Mullinax’s subjective complaints regarding her symptoms
and impairments. (ECF No. 27). In response, the Commissioner
contended that Mullinax’s objections merely raised
arguments already considered and rejected by the magistrate
judge. (ECF No. 29).
Standard of Review
federal judiciary has a limited role in the administrative
scheme established by the SSA. Section 405(g) of the Act
provides, “[t]he findings of the Commissioner of Social
Security as to any fact, if supported by substantial
evidence, shall be conclusive . . ..” 42 U.S.C. §
405(g). “Substantial evidence has been defined . . . as
more than a scintilla, but less than a preponderance.”
Thomas v. Celebrezze, 331 F.2d 541, 543 (4th Cir.
1964). This standard precludes a de novo review of the
factual circumstances that substitutes the court’s
findings for those of the Commissioner. Vitek v.
Finch, 438 F.2d 1157 (4th Cir. 1971). Thus, in its
review, the court may not “undertake to re-weigh
conflicting evidence, make credibility determinations, or
substitute [its] judgment for that of the
[Commissioner].” Craig v. Chater, 76 F.3d 585,
589 (4th Cir. 1996).
“[f]rom this it does not follow . . . that the findings
of the administrative agency are to be mechanically accepted.
The statutorily granted right of review contemplates more
than an uncritical rubber stamping of the administrative
agency.” Flack v. Cohen, 413 F.2d 278, 279
(4th Cir. 1969). Rather, “the courts must not abdicate
their responsibility to give careful scrutiny to the whole
record to assure that there is a sound foundation for the
[Commissioner’s] findings, and that his conclusion is
rational.” Vitek, 438 F.2d at 1157-58.
Evaluation of Dr. Robirds’ Opinion
objects to the magistrate judge’s conclusion that the
ALJ properly evaluated the opinion of Dr. Robirds, her
treating physician. (ECF No. 27 at 1-4). Dr. Robirds signed a
medical source statement (MSS) form dated November 15, 2016,
reflecting the opinion that Mullinax could only occasionally
lift and carry less than ten (10) pounds, and lift and carry
on a frequent basis less than ten (10) pounds. (ECF No. 10-30
at 32). Dr. Robirds was also of the opinion that Mullinax
could stand/walk (with normal breaks) less than two (2) hours
during an 8-hour day (in ten (10) minute increments); and sit
(with normal breaks) about two (2) hours in an 8-hour day (in

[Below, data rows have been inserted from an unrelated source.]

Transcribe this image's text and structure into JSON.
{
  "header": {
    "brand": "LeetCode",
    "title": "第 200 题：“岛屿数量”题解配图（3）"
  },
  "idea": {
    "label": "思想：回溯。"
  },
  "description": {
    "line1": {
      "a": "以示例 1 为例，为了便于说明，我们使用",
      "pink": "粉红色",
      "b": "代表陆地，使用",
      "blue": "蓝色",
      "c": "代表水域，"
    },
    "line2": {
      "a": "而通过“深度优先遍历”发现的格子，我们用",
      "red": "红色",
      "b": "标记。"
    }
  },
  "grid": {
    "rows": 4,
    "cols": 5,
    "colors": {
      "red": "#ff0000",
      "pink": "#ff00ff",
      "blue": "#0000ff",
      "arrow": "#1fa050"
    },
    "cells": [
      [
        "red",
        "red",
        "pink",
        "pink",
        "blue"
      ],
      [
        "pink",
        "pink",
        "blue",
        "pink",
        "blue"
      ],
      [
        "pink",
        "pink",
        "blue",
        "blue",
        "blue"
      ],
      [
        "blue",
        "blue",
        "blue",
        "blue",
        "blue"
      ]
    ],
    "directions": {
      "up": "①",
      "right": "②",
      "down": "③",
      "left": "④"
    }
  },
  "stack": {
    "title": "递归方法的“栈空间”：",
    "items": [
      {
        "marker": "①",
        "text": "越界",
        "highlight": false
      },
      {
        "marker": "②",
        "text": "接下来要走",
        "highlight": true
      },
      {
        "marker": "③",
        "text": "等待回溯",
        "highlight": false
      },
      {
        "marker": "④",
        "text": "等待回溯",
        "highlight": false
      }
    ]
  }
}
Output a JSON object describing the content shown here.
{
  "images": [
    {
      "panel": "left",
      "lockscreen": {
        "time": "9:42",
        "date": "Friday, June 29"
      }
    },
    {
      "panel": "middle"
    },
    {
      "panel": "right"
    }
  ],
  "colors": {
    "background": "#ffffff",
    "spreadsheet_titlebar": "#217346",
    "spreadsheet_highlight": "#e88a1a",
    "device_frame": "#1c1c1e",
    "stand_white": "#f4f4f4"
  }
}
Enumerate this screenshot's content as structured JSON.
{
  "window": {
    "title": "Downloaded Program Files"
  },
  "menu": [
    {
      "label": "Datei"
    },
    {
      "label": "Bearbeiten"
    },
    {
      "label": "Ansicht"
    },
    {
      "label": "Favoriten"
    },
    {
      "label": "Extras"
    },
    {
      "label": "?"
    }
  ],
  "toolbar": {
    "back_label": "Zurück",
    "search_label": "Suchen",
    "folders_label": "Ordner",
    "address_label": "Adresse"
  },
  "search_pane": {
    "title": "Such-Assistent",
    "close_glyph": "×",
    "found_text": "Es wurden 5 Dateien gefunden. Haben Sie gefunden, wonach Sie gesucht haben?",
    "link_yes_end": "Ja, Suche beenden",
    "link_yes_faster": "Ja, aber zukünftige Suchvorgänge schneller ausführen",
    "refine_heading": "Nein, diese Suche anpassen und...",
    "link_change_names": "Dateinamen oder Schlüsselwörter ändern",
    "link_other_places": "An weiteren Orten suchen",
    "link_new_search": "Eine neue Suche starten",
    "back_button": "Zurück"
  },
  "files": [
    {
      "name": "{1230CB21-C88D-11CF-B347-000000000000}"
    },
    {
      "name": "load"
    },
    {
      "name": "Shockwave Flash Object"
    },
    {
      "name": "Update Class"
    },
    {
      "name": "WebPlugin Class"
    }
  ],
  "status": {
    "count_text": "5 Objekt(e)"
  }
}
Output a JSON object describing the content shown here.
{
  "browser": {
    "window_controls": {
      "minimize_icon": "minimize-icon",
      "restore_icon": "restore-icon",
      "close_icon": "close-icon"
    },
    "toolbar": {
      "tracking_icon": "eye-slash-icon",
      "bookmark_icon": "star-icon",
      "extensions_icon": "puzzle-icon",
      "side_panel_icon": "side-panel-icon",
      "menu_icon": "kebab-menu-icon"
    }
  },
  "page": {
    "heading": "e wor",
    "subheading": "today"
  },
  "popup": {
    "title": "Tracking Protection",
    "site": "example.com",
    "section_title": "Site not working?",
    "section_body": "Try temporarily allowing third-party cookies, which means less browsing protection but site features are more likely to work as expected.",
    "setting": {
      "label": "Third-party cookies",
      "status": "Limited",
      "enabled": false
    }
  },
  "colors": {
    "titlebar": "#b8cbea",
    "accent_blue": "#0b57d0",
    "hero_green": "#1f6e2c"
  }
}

thirty (30) minute increments). Id. at 52-53. Dr.
Robirds further indicated that Mullinax would have to get up
and walk around every ten (10) minutes and that she would
need to lie down at unpredictable intervals during the work
shift. Id. at 53. In support of his opinion
regarding these limitations, Dr. Robirds stated that Mullinax
“has lumbar disc and cervical disc disease.”
Id. Dr. Robirds checked boxes indicating that these
impairments “affect” reaching, handling,
fingering, feeling/pushing/pulling; that her pain medications
could cause balance problems, ...